Ahmed Abdelhakim Hachelaf is an Educationalist and NGO Specialist. He focuses on capacity building and education of youth who work to have a social impact. Currently, Hachelaf is an Assistant Professor at Higher Normal School at Laghouat- Algeria. He previously was Resident Research Fellow at the Moynihan Institute at the Maxwell School of Syracuse University. He also worked  as a project manager for several social enterprises and NGO initiatives nationally and transnationally.  The main objective of the the projects Ahmed led was widening access to technology and opportunities for youth and marginalized segments of society. Ahmed is also a frequent presenter on civic education and democratic schooling in the Middle East and North African region. In 2012, Ahmed was chosen as a Leaders for Democracy fellow and subsequently was chosen to be the delegate of Algeria in a UN event in New York and most recently as a Caux Scholar in Switzerland. His work has appeared in Revolution by Love, where he spoke to issues of social change through education. He is currently working on a single-author book, The Apprenticeship of Leadership in Arab Schools, where he discusses the role of distributed leadership in education.

Steve Parks is an Associate Professor in the Writing and Rhetoric Program, Department of English, University of Virginia. He is the current Editor of Studies in Writing and Rhetoric (swreditor.org) and one of the founders of Syrians for Truth and Justice (stj-sy.org) as well as Centre Vérité et Justice pour le Moyen-Orient. His early work focused on the Students’ Right to Their Own Language, with a particular emphasis on the need to embed the politics of such a resolution into progressive community partnerships and publications.
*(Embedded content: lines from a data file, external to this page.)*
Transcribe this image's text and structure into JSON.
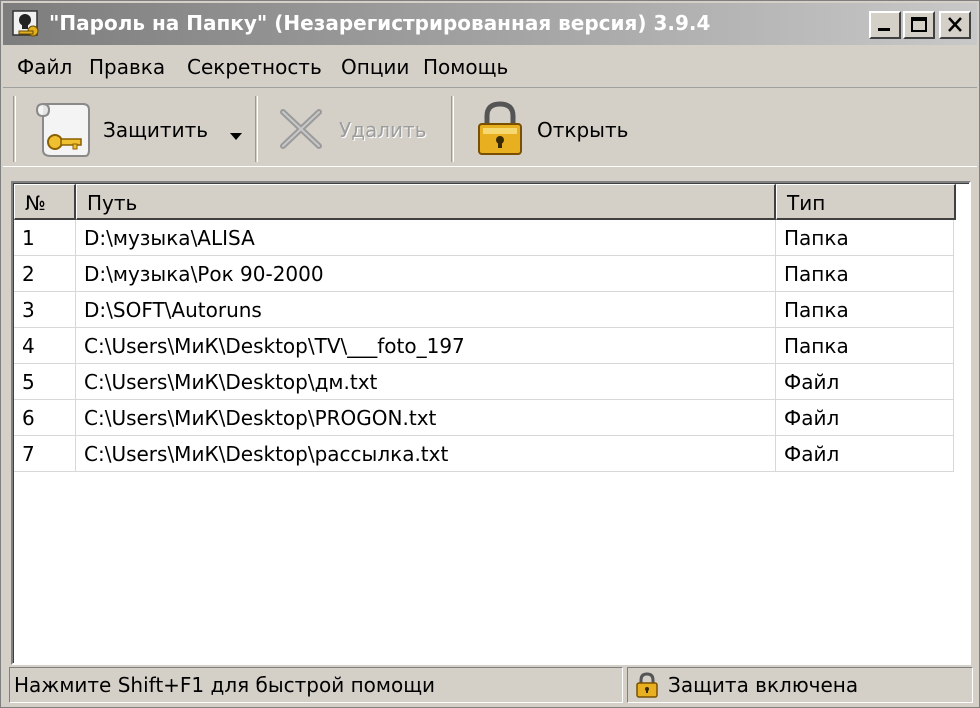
{
  "window": {
    "title": "\"Пароль на Папку\" (Незарегистрированная версия) 3.9.4"
  },
  "menu": [
    "Файл",
    "Правка",
    "Секретность",
    "Опции",
    "Помощь"
  ],
  "toolbar": {
    "protect_label": "Защитить",
    "delete_label": "Удалить",
    "open_label": "Открыть"
  },
  "table": {
    "columns": [
      "№",
      "Путь",
      "Тип"
    ],
    "rows": [
      {
        "num": "1",
        "path": "D:\\музыка\\ALISA",
        "type": "Папка"
      },
      {
        "num": "2",
        "path": "D:\\музыка\\Рок 90-2000",
        "type": "Папка"
      },
      {
        "num": "3",
        "path": "D:\\SOFT\\Autoruns",
        "type": "Папка"
      },
      {
        "num": "4",
        "path": "C:\\Users\\МиК\\Desktop\\TV\\___foto_197",
        "type": "Папка"
      },
      {
        "num": "5",
        "path": "C:\\Users\\МиК\\Desktop\\дм.txt",
        "type": "Файл"
      },
      {
        "num": "6",
        "path": "C:\\Users\\МиК\\Desktop\\PROGON.txt",
        "type": "Файл"
      },
      {
        "num": "7",
        "path": "C:\\Users\\МиК\\Desktop\\рассылка.txt",
        "type": "Файл"
      }
    ]
  },
  "status": {
    "help_text": "Нажмите Shift+F1 для быстрой помощи",
    "protection_text": "Защита включена"
  }
}
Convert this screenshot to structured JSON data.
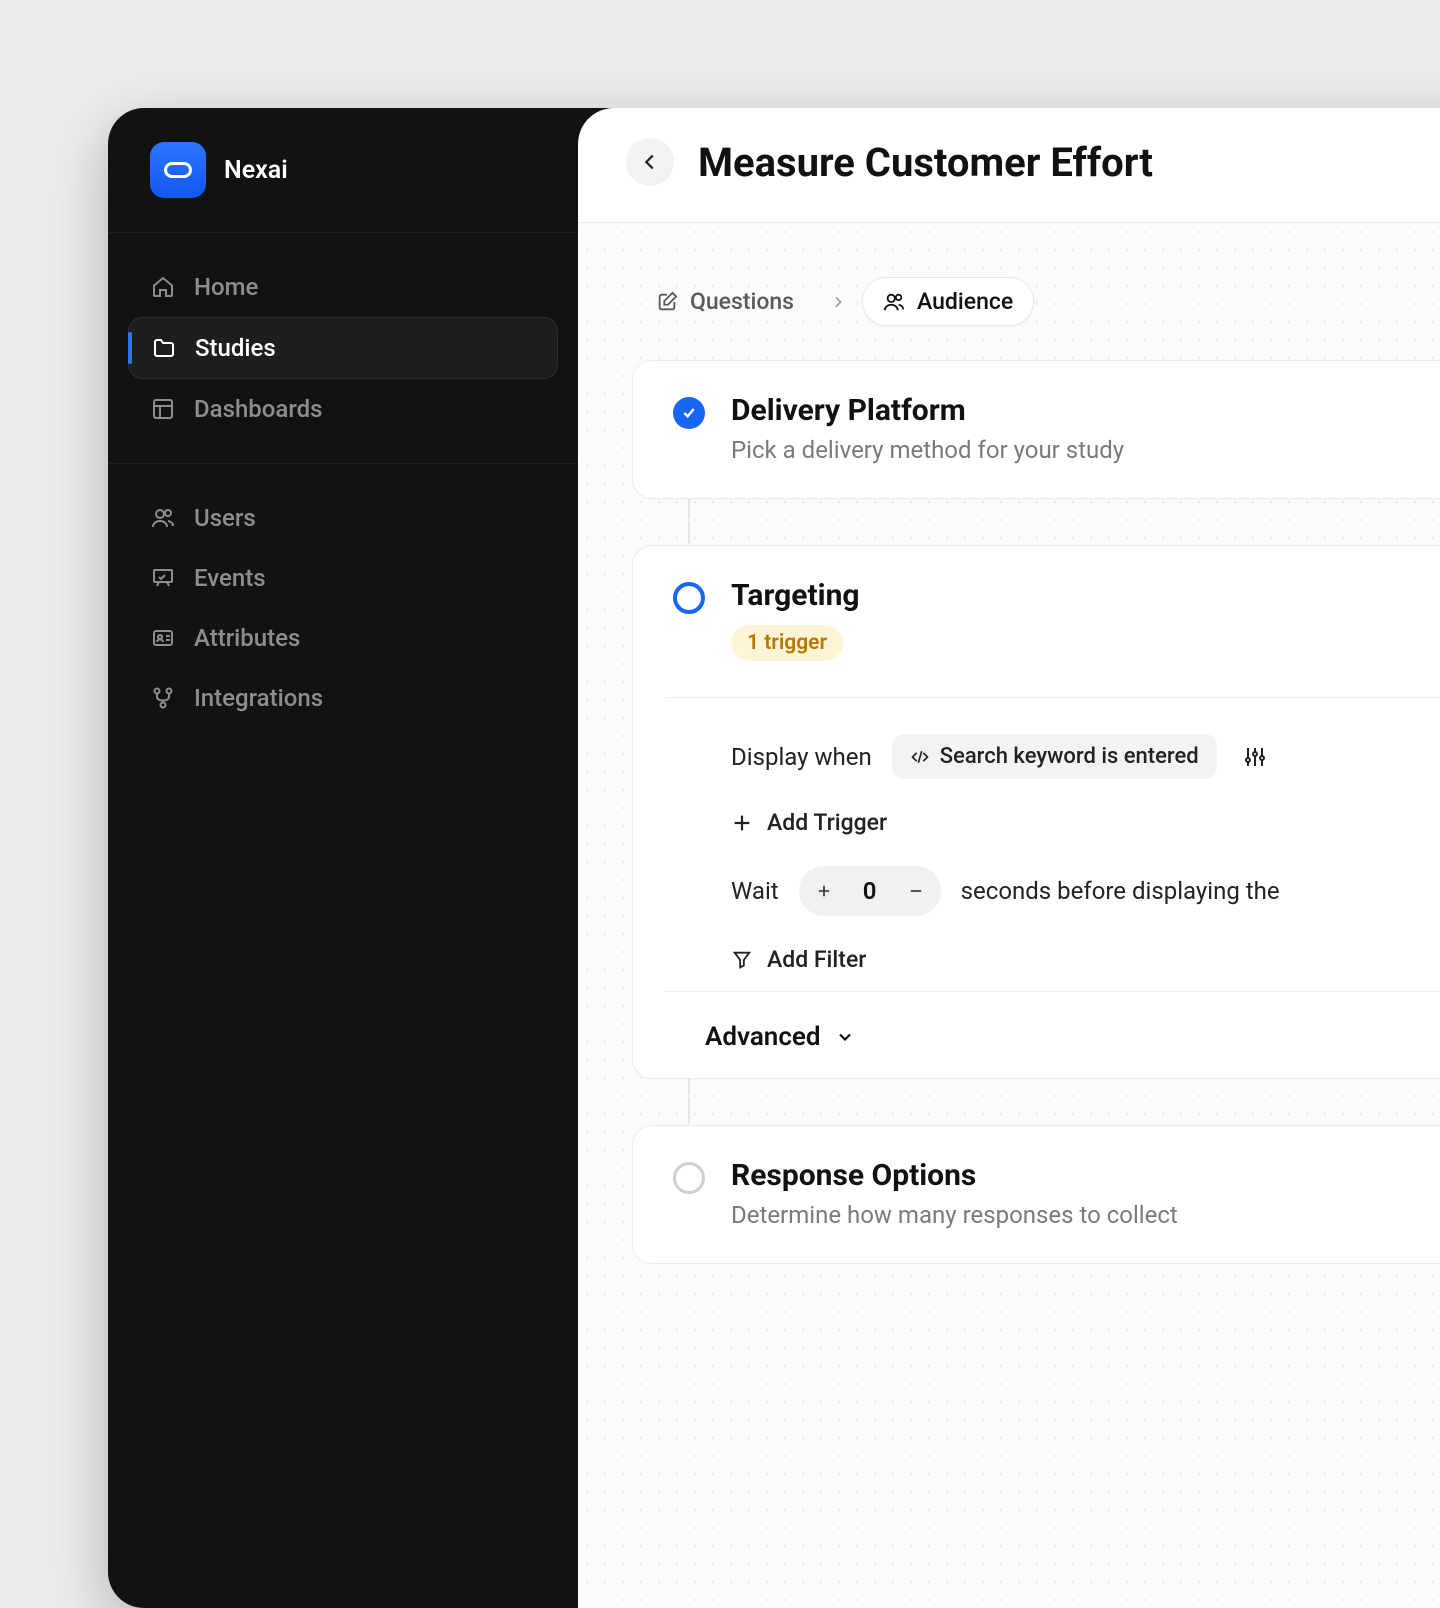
{
  "brand": {
    "name": "Nexai"
  },
  "nav": {
    "group1": [
      {
        "label": "Home",
        "icon": "home"
      },
      {
        "label": "Studies",
        "icon": "folder",
        "active": true
      },
      {
        "label": "Dashboards",
        "icon": "layout"
      }
    ],
    "group2": [
      {
        "label": "Users",
        "icon": "users"
      },
      {
        "label": "Events",
        "icon": "presentation"
      },
      {
        "label": "Attributes",
        "icon": "id"
      },
      {
        "label": "Integrations",
        "icon": "branch"
      }
    ]
  },
  "header": {
    "title": "Measure Customer Effort"
  },
  "tabs": {
    "questions": "Questions",
    "audience": "Audience"
  },
  "delivery": {
    "title": "Delivery Platform",
    "sub": "Pick a delivery method for your study"
  },
  "targeting": {
    "title": "Targeting",
    "badge": "1 trigger",
    "display_when_label": "Display when",
    "trigger_chip": "Search keyword is entered",
    "add_trigger": "Add Trigger",
    "wait_label": "Wait",
    "wait_value": "0",
    "wait_suffix": "seconds before displaying the",
    "add_filter": "Add Filter",
    "advanced": "Advanced"
  },
  "response": {
    "title": "Response Options",
    "sub": "Determine how many responses to collect"
  }
}
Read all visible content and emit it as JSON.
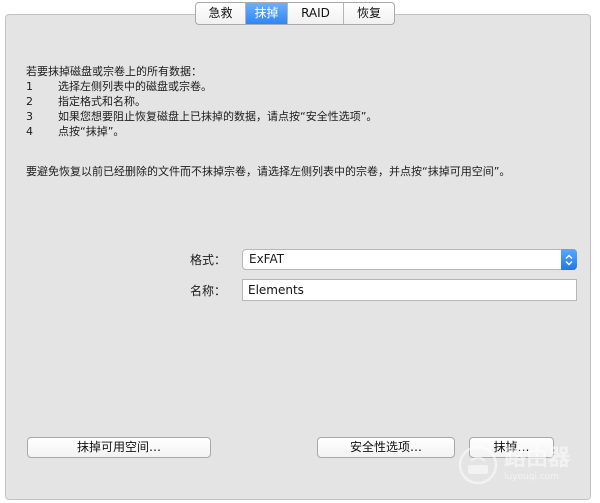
{
  "tabs": [
    {
      "label": "急救",
      "active": false
    },
    {
      "label": "抹掉",
      "active": true
    },
    {
      "label": "RAID",
      "active": false
    },
    {
      "label": "恢复",
      "active": false
    }
  ],
  "instructions": {
    "intro": "若要抹掉磁盘或宗卷上的所有数据：",
    "steps": [
      {
        "num": "1",
        "text": "选择左侧列表中的磁盘或宗卷。"
      },
      {
        "num": "2",
        "text": "指定格式和名称。"
      },
      {
        "num": "3",
        "text": "如果您想要阻止恢复磁盘上已抹掉的数据，请点按“安全性选项”。"
      },
      {
        "num": "4",
        "text": "点按“抹掉”。"
      }
    ],
    "erase_free_note": "要避免恢复以前已经删除的文件而不抹掉宗卷，请选择左侧列表中的宗卷，并点按“抹掉可用空间”。"
  },
  "form": {
    "format_label": "格式：",
    "format_value": "ExFAT",
    "name_label": "名称：",
    "name_value": "Elements"
  },
  "buttons": {
    "erase_free_space": "抹掉可用空间…",
    "security_options": "安全性选项…",
    "erase": "抹掉…"
  },
  "watermark": {
    "text_cn": "路由器",
    "text_en": "luyouqi.com",
    "icon": "router-icon"
  },
  "colors": {
    "accent": "#2f86f3",
    "panel": "#e4e4e4"
  }
}
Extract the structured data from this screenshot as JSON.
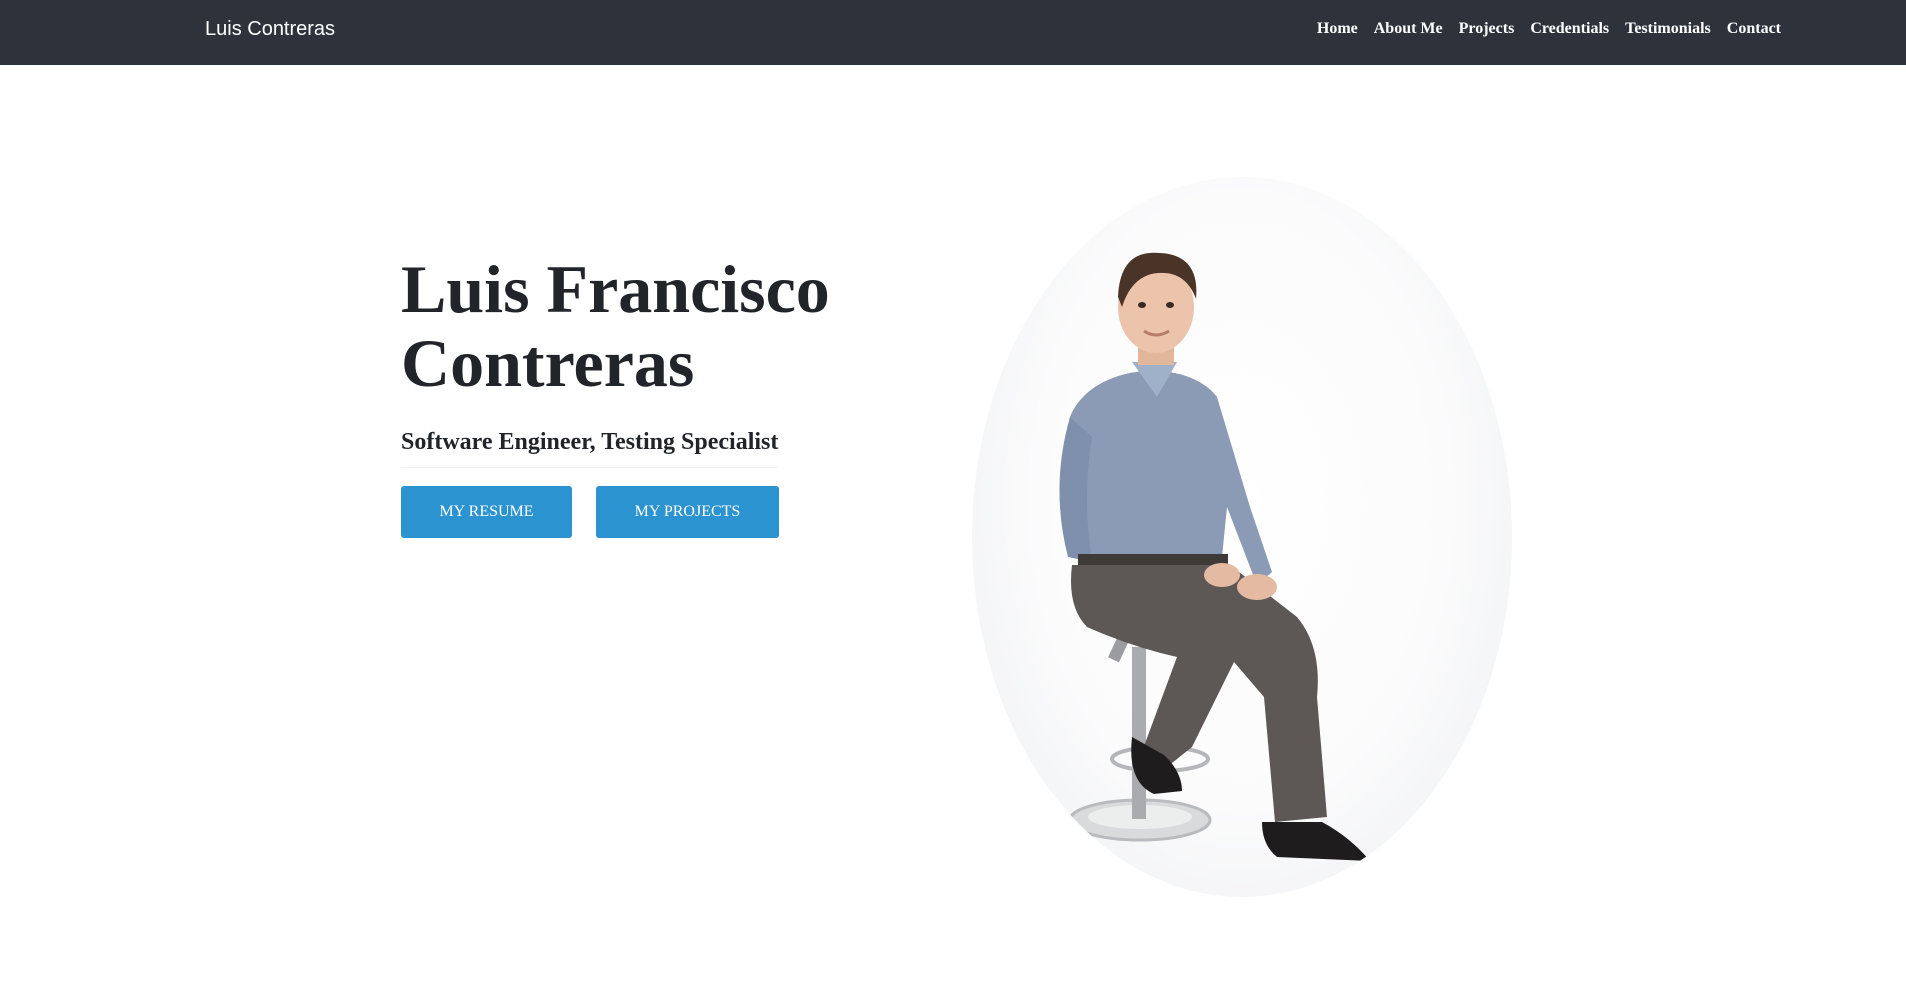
{
  "navbar": {
    "brand": "Luis Contreras",
    "links": [
      "Home",
      "About Me",
      "Projects",
      "Credentials",
      "Testimonials",
      "Contact"
    ]
  },
  "hero": {
    "title_line1": "Luis Francisco",
    "title_line2": "Contreras",
    "subtitle": "Software Engineer, Testing Specialist",
    "buttons": {
      "resume": "MY RESUME",
      "projects": "MY PROJECTS"
    },
    "portrait_icon": "person-photo"
  },
  "colors": {
    "navbar_bg": "#2e333b",
    "accent": "#2b93cf",
    "text": "#212529"
  }
}
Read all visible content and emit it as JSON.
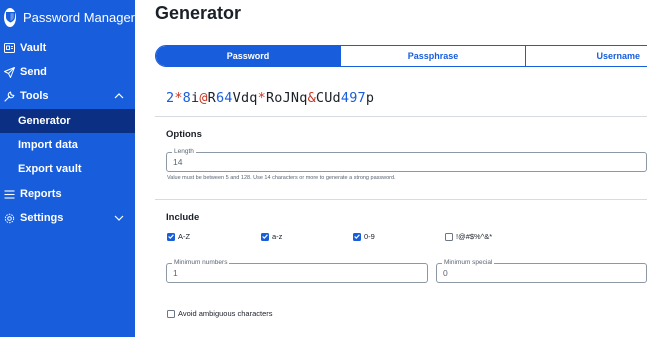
{
  "sidebar": {
    "brand_icon": "shield-icon",
    "brand_name": "Password Manager",
    "accent_color": "#175ddc",
    "active_color": "#0a2f83",
    "items": [
      {
        "label": "Vault",
        "icon": "vault-icon"
      },
      {
        "label": "Send",
        "icon": "send-icon"
      },
      {
        "label": "Tools",
        "icon": "wrench-icon",
        "expanded": true
      },
      {
        "label": "Reports",
        "icon": "reports-icon"
      },
      {
        "label": "Settings",
        "icon": "gear-icon",
        "expanded": false
      }
    ],
    "tools_children": [
      "Generator",
      "Import data",
      "Export vault"
    ],
    "active_item": "Generator"
  },
  "main": {
    "title": "Generator",
    "tabs": [
      "Password",
      "Passphrase",
      "Username"
    ],
    "selected_tab": "Password",
    "generated": {
      "full": "2*8i@R64Vdq*RoJNq&CUd497p",
      "parts": [
        {
          "t": "2",
          "k": "num"
        },
        {
          "t": "*",
          "k": "spec"
        },
        {
          "t": "8",
          "k": "num"
        },
        {
          "t": "i",
          "k": "let"
        },
        {
          "t": "@",
          "k": "spec"
        },
        {
          "t": "R",
          "k": "let"
        },
        {
          "t": "64",
          "k": "num"
        },
        {
          "t": "Vdq",
          "k": "let"
        },
        {
          "t": "*",
          "k": "spec"
        },
        {
          "t": "RoJNq",
          "k": "let"
        },
        {
          "t": "&",
          "k": "spec"
        },
        {
          "t": "CUd",
          "k": "let"
        },
        {
          "t": "497",
          "k": "num"
        },
        {
          "t": "p",
          "k": "let"
        }
      ]
    },
    "options": {
      "title": "Options",
      "length_label": "Length",
      "length_value": "14",
      "hint": "Value must be between 5 and 128. Use 14 characters or more to generate a strong password."
    },
    "include": {
      "title": "Include",
      "checks": [
        {
          "label": "A-Z",
          "checked": true
        },
        {
          "label": "a-z",
          "checked": true
        },
        {
          "label": "0-9",
          "checked": true
        },
        {
          "label": "!@#$%^&*",
          "checked": false
        }
      ],
      "min_numbers_label": "Minimum numbers",
      "min_numbers_value": "1",
      "min_special_label": "Minimum special",
      "min_special_value": "0",
      "avoid_ambiguous": {
        "label": "Avoid ambiguous characters",
        "checked": false
      }
    }
  }
}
This led to his creating New City Community Press (newcitycommunitypress.com) in Philadelphia which links university classrooms, local communities, and publishing technologies in support of efforts to expand human rights. Currently, he is working with Syrian activists to record the human rights abuses of the current regime, ISIS, and militia active in Syria. He is author of Class Politics: The Movement for a Students’ Right to Their Own Language; Gravyland: Writing Beyond the Curriculum in the City of Brotherly Love; and co-editor of Circulating Communities: The Tactics and Strategies of Community Publishing. His most recent work is Writing Communities, a textbook designed to support writing classrooms becoming a site of community collaboration and publishing. In 2020, Parks was awarded the Conference on Community Writing Distinguished Engaged Scholar Award.

Lori Shorr is an Associate Professor in the School of Education at Temple University. Shorr has twenty-years of experience at state and local level in providing executive level leadership on policy analysis, strategic guidance, community-partnerships, and budget development for both K-12 and higher education in Pennsylvania. Prior to this position, Shorr served as the Chief Education Officer for the City of Philadelphia. She has also served as Special Assistant to the Secretary of Education for Pennsylvania, during which time she developed a state-wide dual enrollment program. While at Temple University, Shorr created the first university-wide service-learning/community-partnership initiative. She has published academic research in community-partnership practices as well as frequently interviewed and cited on issue of school reform, community partnership, and education policy in such forums as the Philadelphia Inquirer, Philadelphia Daily News, Public School Notebook, WHYY, Education Week, and New York Times. Currently, she is Board Chair for Research for Action as well as Building 21. She is also on the board of Reflections: A Journal of Community-Engaged Writing and Rhetoric.



Contact: [email protected]